- What is expected -
Take the entries below and retype them word for word, excluding the images.

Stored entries
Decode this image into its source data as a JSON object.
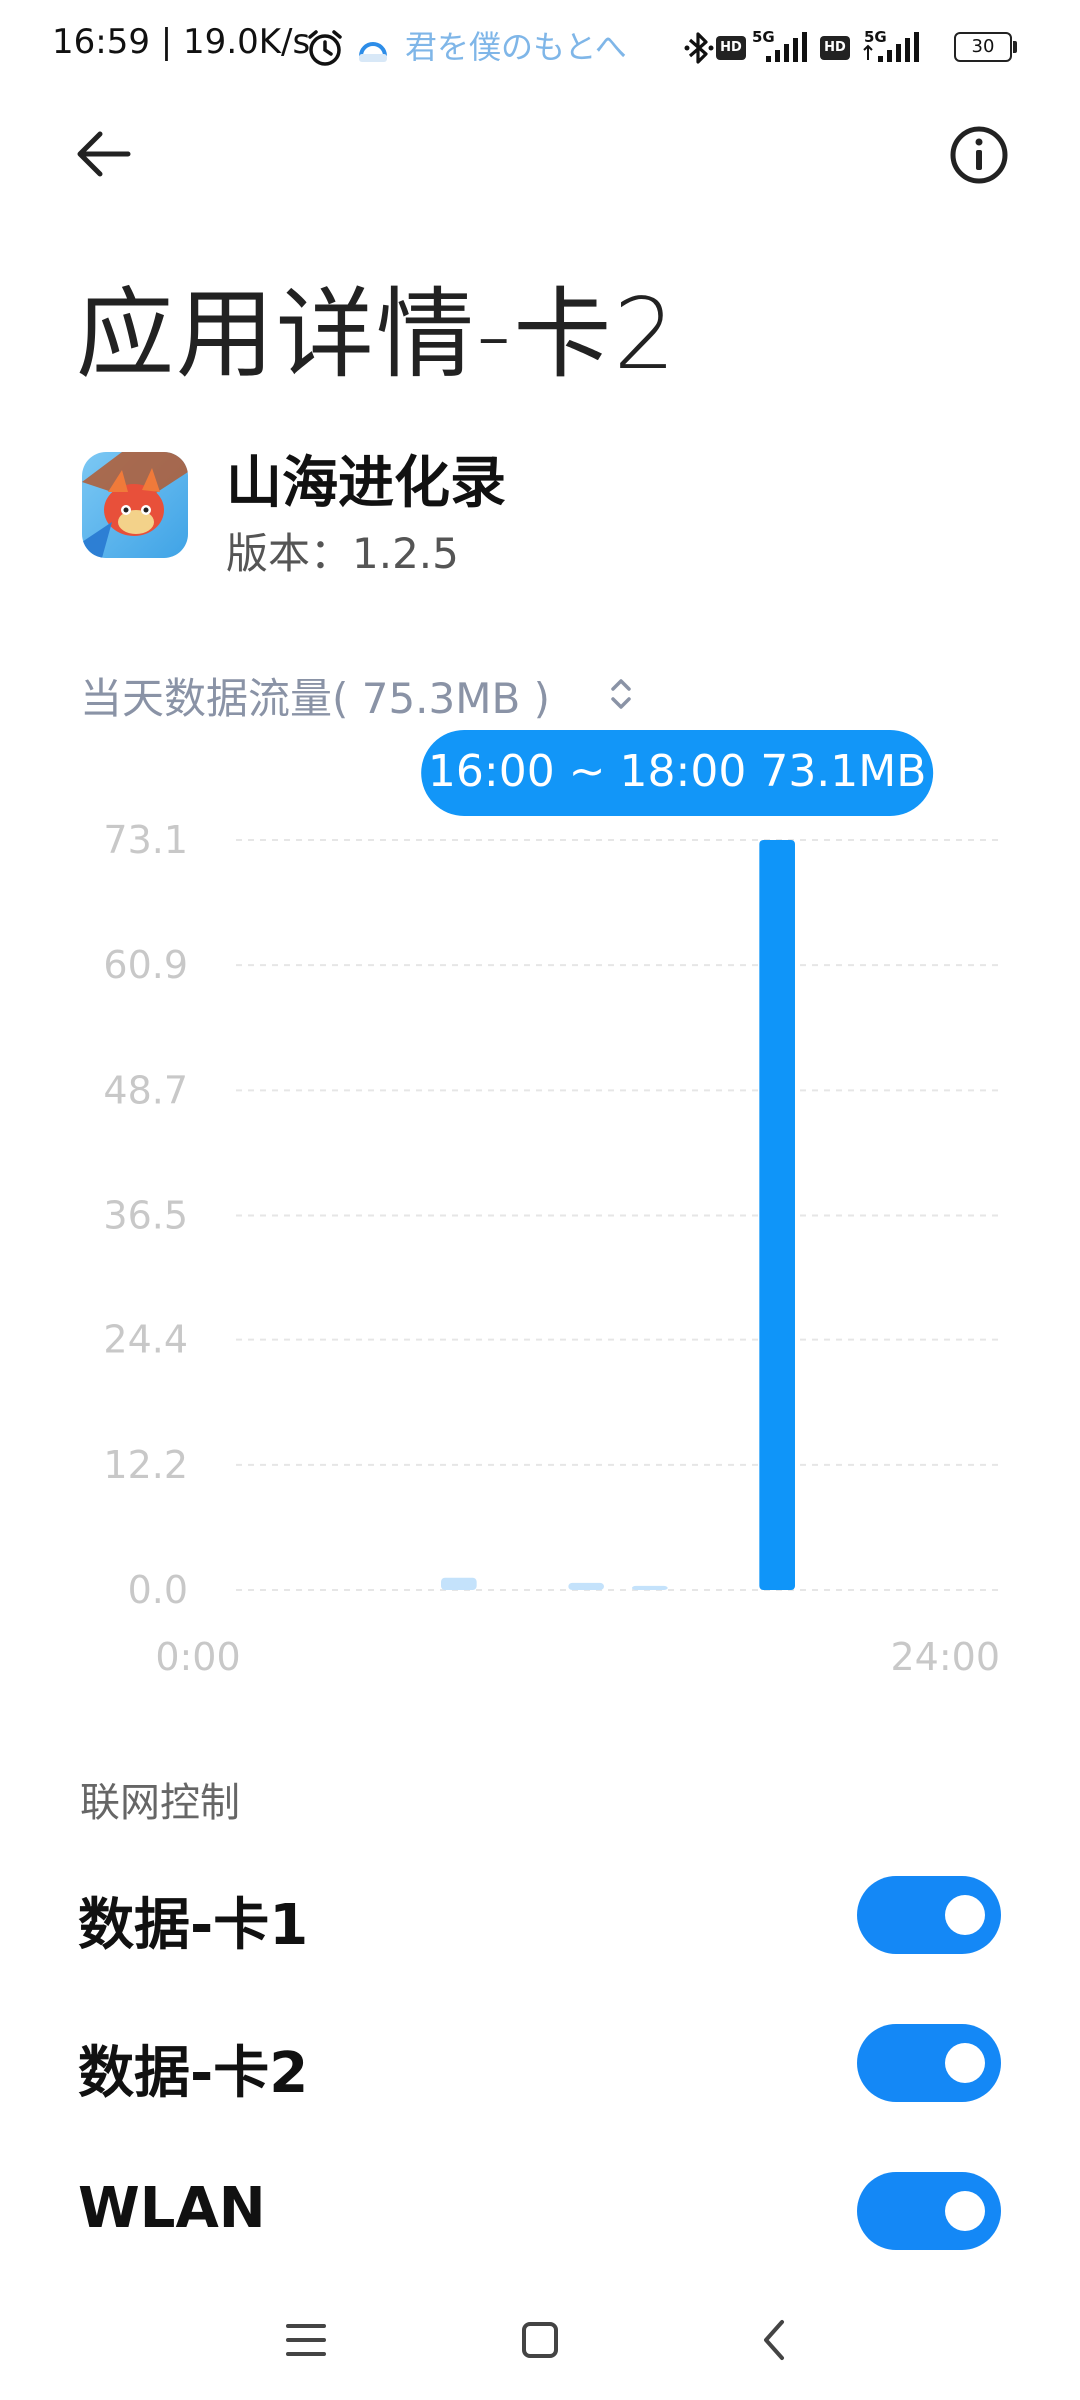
{
  "status_bar": {
    "time_speed": "16:59 | 19.0K/s",
    "song": "君を僕のもとへ",
    "network_1": "5G",
    "network_2": "5G",
    "hd_label": "HD",
    "battery": "30"
  },
  "header": {
    "title": "应用详情-卡2",
    "back_icon": "arrow-left-icon",
    "info_icon": "info-circle-icon"
  },
  "app": {
    "name": "山海进化录",
    "version": "版本：1.2.5",
    "icon": "app-icon"
  },
  "usage": {
    "label": "当天数据流量( 75.3MB )"
  },
  "chart_data": {
    "type": "bar",
    "unit": "MB",
    "tooltip": "16:00 ~ 18:00 73.1MB",
    "y_ticks": [
      "73.1",
      "60.9",
      "48.7",
      "36.5",
      "24.4",
      "12.2",
      "0.0"
    ],
    "ylim": [
      0,
      73.1
    ],
    "x_tick_labels": [
      "0:00",
      "24:00"
    ],
    "x_range_hours": [
      0,
      24
    ],
    "bars": [
      {
        "start_hour": 6,
        "end_hour": 8,
        "value": 1.2,
        "highlighted": false
      },
      {
        "start_hour": 10,
        "end_hour": 12,
        "value": 0.7,
        "highlighted": false
      },
      {
        "start_hour": 12,
        "end_hour": 14,
        "value": 0.4,
        "highlighted": false
      },
      {
        "start_hour": 16,
        "end_hour": 18,
        "value": 73.1,
        "highlighted": true
      }
    ],
    "colors": {
      "highlight": "#0f95f9",
      "dim": "#c4e2fb",
      "tooltip": "#1296f8"
    }
  },
  "network_control": {
    "section_label": "联网控制",
    "rows": [
      {
        "label": "数据-卡1",
        "enabled": true
      },
      {
        "label": "数据-卡2",
        "enabled": true
      },
      {
        "label": "WLAN",
        "enabled": true
      }
    ]
  },
  "nav_bar": {
    "menu_icon": "menu-icon",
    "home_icon": "home-square-icon",
    "back_icon": "back-chevron-icon"
  }
}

- Output below -
Decode this image into its source data as a JSON object.
{
  "status_bar": {
    "time_speed": "16:59 | 19.0K/s",
    "song": "君を僕のもとへ",
    "network_1": "5G",
    "network_2": "5G",
    "hd_label": "HD",
    "battery": "30"
  },
  "header": {
    "title": "应用详情-卡2",
    "back_icon": "arrow-left-icon",
    "info_icon": "info-circle-icon"
  },
  "app": {
    "name": "山海进化录",
    "version": "版本：1.2.5",
    "icon": "app-icon"
  },
  "usage": {
    "label": "当天数据流量( 75.3MB )"
  },
  "chart_data": {
    "type": "bar",
    "unit": "MB",
    "tooltip": "16:00 ~ 18:00 73.1MB",
    "y_ticks": [
      "73.1",
      "60.9",
      "48.7",
      "36.5",
      "24.4",
      "12.2",
      "0.0"
    ],
    "ylim": [
      0,
      73.1
    ],
    "x_tick_labels": [
      "0:00",
      "24:00"
    ],
    "x_range_hours": [
      0,
      24
    ],
    "bars": [
      {
        "start_hour": 6,
        "end_hour": 8,
        "value": 1.2,
        "highlighted": false
      },
      {
        "start_hour": 10,
        "end_hour": 12,
        "value": 0.7,
        "highlighted": false
      },
      {
        "start_hour": 12,
        "end_hour": 14,
        "value": 0.4,
        "highlighted": false
      },
      {
        "start_hour": 16,
        "end_hour": 18,
        "value": 73.1,
        "highlighted": true
      }
    ],
    "colors": {
      "highlight": "#0f95f9",
      "dim": "#c4e2fb",
      "tooltip": "#1296f8"
    }
  },
  "network_control": {
    "section_label": "联网控制",
    "rows": [
      {
        "label": "数据-卡1",
        "enabled": true
      },
      {
        "label": "数据-卡2",
        "enabled": true
      },
      {
        "label": "WLAN",
        "enabled": true
      }
    ]
  },
  "nav_bar": {
    "menu_icon": "menu-icon",
    "home_icon": "home-square-icon",
    "back_icon": "back-chevron-icon"
  }
}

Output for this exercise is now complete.